I have always looked at people as the subjects of art, but I arrived at portraits late in my journey as an artist. The catalyst was a catalogue from a 2006 exhibition at the Met, in New York, Glitter and Doom, where I rediscovered German art from the interwar period, and especially the work of Otto Dix and the New Objectivity. Maybe it was because my technical training at art school did not include portraiture that I was so sensitive to the raw humanity of these paintings.
At any rate, lack of academic background has determined my own approach to portraits. Formally,
I do not think of a portrait any differently to, for instance, a landscape. I judge the success of a portrait foremost as a painting, or a work of art even. What I mean by this is that rules can only take you so far: a technically accomplished portrait does not necessarily make an interesting painting.

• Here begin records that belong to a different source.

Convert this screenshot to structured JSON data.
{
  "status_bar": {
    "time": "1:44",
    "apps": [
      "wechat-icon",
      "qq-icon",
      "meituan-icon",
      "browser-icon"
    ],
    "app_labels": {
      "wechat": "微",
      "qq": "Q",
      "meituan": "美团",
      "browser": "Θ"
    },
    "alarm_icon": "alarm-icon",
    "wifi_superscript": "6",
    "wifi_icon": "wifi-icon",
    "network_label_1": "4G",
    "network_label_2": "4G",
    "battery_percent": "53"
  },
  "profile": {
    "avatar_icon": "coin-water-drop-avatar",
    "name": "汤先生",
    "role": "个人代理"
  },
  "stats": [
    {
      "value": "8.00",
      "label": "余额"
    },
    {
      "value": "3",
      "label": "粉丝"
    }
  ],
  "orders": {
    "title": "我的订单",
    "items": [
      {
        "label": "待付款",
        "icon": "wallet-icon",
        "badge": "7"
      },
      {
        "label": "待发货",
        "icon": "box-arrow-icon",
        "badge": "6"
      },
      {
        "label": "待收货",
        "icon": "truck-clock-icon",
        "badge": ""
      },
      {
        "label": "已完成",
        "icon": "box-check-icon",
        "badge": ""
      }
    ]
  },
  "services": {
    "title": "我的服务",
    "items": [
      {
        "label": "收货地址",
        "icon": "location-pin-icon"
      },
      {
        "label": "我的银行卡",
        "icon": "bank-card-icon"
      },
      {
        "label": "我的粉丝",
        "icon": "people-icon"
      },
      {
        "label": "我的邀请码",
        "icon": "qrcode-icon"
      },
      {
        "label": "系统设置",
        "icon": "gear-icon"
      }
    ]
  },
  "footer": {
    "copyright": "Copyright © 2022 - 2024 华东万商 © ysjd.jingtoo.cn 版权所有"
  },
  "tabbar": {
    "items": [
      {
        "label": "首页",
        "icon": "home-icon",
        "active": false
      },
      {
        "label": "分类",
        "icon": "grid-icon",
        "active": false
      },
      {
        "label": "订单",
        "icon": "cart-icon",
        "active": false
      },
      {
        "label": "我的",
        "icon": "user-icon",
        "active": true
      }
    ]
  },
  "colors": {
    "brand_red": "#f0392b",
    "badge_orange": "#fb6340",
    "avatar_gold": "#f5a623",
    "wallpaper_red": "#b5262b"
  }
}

And so, I do not have any strict rules about portraits to pass on. For that, and for so much more, I can recommend Robert Henry’s book, The Art Spirit, which has been invaluable to me. I can only share what I find helpful and hopefully provide some tools to help a painter discover and pursue what they value in a portrait.
Let’s begin with the obvious: unless you are painting a commission, there needs to be a purpose, a particu